◆ Exercise objective
Repeat the data. Keep each line identical.

◆ Element data from apps and pages
* * * * *
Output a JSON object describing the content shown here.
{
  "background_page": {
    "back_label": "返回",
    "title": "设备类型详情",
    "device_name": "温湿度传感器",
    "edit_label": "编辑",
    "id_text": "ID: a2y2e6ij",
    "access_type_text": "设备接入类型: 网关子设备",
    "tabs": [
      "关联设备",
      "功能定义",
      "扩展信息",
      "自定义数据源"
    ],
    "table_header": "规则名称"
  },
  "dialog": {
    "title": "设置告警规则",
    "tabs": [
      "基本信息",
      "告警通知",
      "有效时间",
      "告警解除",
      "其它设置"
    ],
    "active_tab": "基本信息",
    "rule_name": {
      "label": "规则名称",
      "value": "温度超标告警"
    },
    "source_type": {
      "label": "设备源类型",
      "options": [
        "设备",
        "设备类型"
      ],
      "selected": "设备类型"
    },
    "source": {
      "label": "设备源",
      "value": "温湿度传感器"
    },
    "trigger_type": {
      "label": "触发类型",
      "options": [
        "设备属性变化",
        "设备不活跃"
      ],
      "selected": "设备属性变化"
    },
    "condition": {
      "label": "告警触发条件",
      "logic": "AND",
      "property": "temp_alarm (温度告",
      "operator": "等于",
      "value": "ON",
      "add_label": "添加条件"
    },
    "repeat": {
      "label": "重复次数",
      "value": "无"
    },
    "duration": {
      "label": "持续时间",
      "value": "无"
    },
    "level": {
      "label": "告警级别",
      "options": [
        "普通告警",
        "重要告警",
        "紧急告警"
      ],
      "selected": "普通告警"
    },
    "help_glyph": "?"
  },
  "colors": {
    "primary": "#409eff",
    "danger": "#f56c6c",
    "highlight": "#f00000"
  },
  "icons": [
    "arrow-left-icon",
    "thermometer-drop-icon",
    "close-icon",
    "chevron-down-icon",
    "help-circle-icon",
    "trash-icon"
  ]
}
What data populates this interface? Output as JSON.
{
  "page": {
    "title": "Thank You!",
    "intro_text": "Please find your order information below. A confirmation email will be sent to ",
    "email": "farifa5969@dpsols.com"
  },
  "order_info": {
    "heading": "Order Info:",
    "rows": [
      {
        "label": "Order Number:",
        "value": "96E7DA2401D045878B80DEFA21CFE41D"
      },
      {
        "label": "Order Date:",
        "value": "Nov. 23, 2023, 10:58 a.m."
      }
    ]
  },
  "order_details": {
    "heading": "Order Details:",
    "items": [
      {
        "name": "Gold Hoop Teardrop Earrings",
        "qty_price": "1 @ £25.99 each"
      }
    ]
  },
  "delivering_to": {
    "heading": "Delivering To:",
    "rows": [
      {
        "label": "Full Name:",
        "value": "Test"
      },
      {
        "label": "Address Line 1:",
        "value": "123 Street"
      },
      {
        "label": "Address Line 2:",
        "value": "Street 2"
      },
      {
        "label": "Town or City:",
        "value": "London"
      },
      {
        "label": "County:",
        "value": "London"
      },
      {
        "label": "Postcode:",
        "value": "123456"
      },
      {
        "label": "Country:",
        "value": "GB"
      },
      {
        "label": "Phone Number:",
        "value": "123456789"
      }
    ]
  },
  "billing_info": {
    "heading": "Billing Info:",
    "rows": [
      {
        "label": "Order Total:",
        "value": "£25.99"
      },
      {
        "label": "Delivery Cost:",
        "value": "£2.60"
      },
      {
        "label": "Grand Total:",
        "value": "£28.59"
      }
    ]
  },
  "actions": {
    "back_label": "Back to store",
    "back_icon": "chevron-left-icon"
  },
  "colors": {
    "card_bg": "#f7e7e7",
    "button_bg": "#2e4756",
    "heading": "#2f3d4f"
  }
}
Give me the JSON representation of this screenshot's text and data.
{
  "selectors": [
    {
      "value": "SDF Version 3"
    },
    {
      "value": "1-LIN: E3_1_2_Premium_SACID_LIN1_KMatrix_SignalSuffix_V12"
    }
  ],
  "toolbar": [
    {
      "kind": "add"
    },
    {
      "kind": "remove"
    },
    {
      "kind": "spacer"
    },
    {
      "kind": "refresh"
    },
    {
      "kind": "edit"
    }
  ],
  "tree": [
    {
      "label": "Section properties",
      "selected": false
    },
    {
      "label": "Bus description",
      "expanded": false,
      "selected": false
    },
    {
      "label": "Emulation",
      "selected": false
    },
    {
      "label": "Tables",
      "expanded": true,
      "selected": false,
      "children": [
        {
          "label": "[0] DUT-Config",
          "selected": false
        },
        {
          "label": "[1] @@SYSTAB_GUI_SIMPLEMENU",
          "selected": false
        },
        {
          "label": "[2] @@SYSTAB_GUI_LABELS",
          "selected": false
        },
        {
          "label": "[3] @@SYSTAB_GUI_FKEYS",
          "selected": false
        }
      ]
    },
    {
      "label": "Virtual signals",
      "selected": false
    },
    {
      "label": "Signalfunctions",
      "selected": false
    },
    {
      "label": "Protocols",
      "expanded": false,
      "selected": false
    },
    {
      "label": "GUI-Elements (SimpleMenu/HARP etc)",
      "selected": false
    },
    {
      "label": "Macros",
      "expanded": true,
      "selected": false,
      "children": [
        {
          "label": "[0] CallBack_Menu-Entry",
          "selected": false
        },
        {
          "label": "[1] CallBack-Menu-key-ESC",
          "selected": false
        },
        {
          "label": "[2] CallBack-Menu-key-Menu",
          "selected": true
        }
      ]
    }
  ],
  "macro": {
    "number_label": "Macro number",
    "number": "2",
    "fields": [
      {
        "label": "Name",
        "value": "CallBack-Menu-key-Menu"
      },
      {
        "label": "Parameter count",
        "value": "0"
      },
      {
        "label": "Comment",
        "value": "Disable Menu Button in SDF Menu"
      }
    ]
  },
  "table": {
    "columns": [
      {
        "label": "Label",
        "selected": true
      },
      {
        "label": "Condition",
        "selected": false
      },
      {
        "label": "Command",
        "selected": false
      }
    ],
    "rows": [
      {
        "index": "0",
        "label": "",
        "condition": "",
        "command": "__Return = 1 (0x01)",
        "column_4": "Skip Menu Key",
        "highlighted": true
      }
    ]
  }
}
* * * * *
◆ Result of the task
Output a JSON object describing the content shown here.
{
  "background_page": {
    "back_label": "返回",
    "title": "设备类型详情",
    "device_name": "温湿度传感器",
    "edit_label": "编辑",
    "id_text": "ID: a2y2e6ij",
    "access_type_text": "设备接入类型: 网关子设备",
    "tabs": [
      "关联设备",
      "功能定义",
      "扩展信息",
      "自定义数据源"
    ],
    "table_header": "规则名称"
  },
  "dialog": {
    "title": "设置告警规则",
    "tabs": [
      "基本信息",
      "告警通知",
      "有效时间",
      "告警解除",
      "其它设置"
    ],
    "active_tab": "基本信息",
    "rule_name": {
      "label": "规则名称",
      "value": "温度超标告警"
    },
    "source_type": {
      "label": "设备源类型",
      "options": [
        "设备",
        "设备类型"
      ],
      "selected": "设备类型"
    },
    "source": {
      "label": "设备源",
      "value": "温湿度传感器"
    },
    "trigger_type": {
      "label": "触发类型",
      "options": [
        "设备属性变化",
        "设备不活跃"
      ],
      "selected": "设备属性变化"
    },
    "condition": {
      "label": "告警触发条件",
      "logic": "AND",
      "property": "temp_alarm (温度告",
      "operator": "等于",
      "value": "ON",
      "add_label": "添加条件"
    },
    "repeat": {
      "label": "重复次数",
      "value": "无"
    },
    "duration": {
      "label": "持续时间",
      "value": "无"
    },
    "level": {
      "label": "告警级别",
      "options": [
        "普通告警",
        "重要告警",
        "紧急告警"
      ],
      "selected": "普通告警"
    },
    "help_glyph": "?"
  },
  "colors": {
    "primary": "#409eff",
    "danger": "#f56c6c",
    "highlight": "#f00000"
  },
  "icons": [
    "arrow-left-icon",
    "thermometer-drop-icon",
    "close-icon",
    "chevron-down-icon",
    "help-circle-icon",
    "trash-icon"
  ]
}
What data populates this interface? Output as JSON.
{
  "page": {
    "title": "Thank You!",
    "intro_text": "Please find your order information below. A confirmation email will be sent to ",
    "email": "farifa5969@dpsols.com"
  },
  "order_info": {
    "heading": "Order Info:",
    "rows": [
      {
        "label": "Order Number:",
        "value": "96E7DA2401D045878B80DEFA21CFE41D"
      },
      {
        "label": "Order Date:",
        "value": "Nov. 23, 2023, 10:58 a.m."
      }
    ]
  },
  "order_details": {
    "heading": "Order Details:",
    "items": [
      {
        "name": "Gold Hoop Teardrop Earrings",
        "qty_price": "1 @ £25.99 each"
      }
    ]
  },
  "delivering_to": {
    "heading": "Delivering To:",
    "rows": [
      {
        "label": "Full Name:",
        "value": "Test"
      },
      {
        "label": "Address Line 1:",
        "value": "123 Street"
      },
      {
        "label": "Address Line 2:",
        "value": "Street 2"
      },
      {
        "label": "Town or City:",
        "value": "London"
      },
      {
        "label": "County:",
        "value": "London"
      },
      {
        "label": "Postcode:",
        "value": "123456"
      },
      {
        "label": "Country:",
        "value": "GB"
      },
      {
        "label": "Phone Number:",
        "value": "123456789"
      }
    ]
  },
  "billing_info": {
    "heading": "Billing Info:",
    "rows": [
      {
        "label": "Order Total:",
        "value": "£25.99"
      },
      {
        "label": "Delivery Cost:",
        "value": "£2.60"
      },
      {
        "label": "Grand Total:",
        "value": "£28.59"
      }
    ]
  },
  "actions": {
    "back_label": "Back to store",
    "back_icon": "chevron-left-icon"
  },
  "colors": {
    "card_bg": "#f7e7e7",
    "button_bg": "#2e4756",
    "heading": "#2f3d4f"
  }
}
Give me the JSON representation of this screenshot's text and data.
{
  "selectors": [
    {
      "value": "SDF Version 3"
    },
    {
      "value": "1-LIN: E3_1_2_Premium_SACID_LIN1_KMatrix_SignalSuffix_V12"
    }
  ],
  "toolbar": [
    {
      "kind": "add"
    },
    {
      "kind": "remove"
    },
    {
      "kind": "spacer"
    },
    {
      "kind": "refresh"
    },
    {
      "kind": "edit"
    }
  ],
  "tree": [
    {
      "label": "Section properties",
      "selected": false
    },
    {
      "label": "Bus description",
      "expanded": false,
      "selected": false
    },
    {
      "label": "Emulation",
      "selected": false
    },
    {
      "label": "Tables",
      "expanded": true,
      "selected": false,
      "children": [
        {
          "label": "[0] DUT-Config",
          "selected": false
        },
        {
          "label": "[1] @@SYSTAB_GUI_SIMPLEMENU",
          "selected": false
        },
        {
          "label": "[2] @@SYSTAB_GUI_LABELS",
          "selected": false
        },
        {
          "label": "[3] @@SYSTAB_GUI_FKEYS",
          "selected": false
        }
      ]
    },
    {
      "label": "Virtual signals",
      "selected": false
    },
    {
      "label": "Signalfunctions",
      "selected": false
    },
    {
      "label": "Protocols",
      "expanded": false,
      "selected": false
    },
    {
      "label": "GUI-Elements (SimpleMenu/HARP etc)",
      "selected": false
    },
    {
      "label": "Macros",
      "expanded": true,
      "selected": false,
      "children": [
        {
          "label": "[0] CallBack_Menu-Entry",
          "selected": false
        },
        {
          "label": "[1] CallBack-Menu-key-ESC",
          "selected": false
        },
        {
          "label": "[2] CallBack-Menu-key-Menu",
          "selected": true
        }
      ]
    }
  ],
  "macro": {
    "number_label": "Macro number",
    "number": "2",
    "fields": [
      {
        "label": "Name",
        "value": "CallBack-Menu-key-Menu"
      },
      {
        "label": "Parameter count",
        "value": "0"
      },
      {
        "label": "Comment",
        "value": "Disable Menu Button in SDF Menu"
      }
    ]
  },
  "table": {
    "columns": [
      {
        "label": "Label",
        "selected": true
      },
      {
        "label": "Condition",
        "selected": false
      },
      {
        "label": "Command",
        "selected": false
      }
    ],
    "rows": [
      {
        "index": "0",
        "label": "",
        "condition": "",
        "command": "__Return = 1 (0x01)",
        "column_4": "Skip Menu Key",
        "highlighted": true
      }
    ]
  }
}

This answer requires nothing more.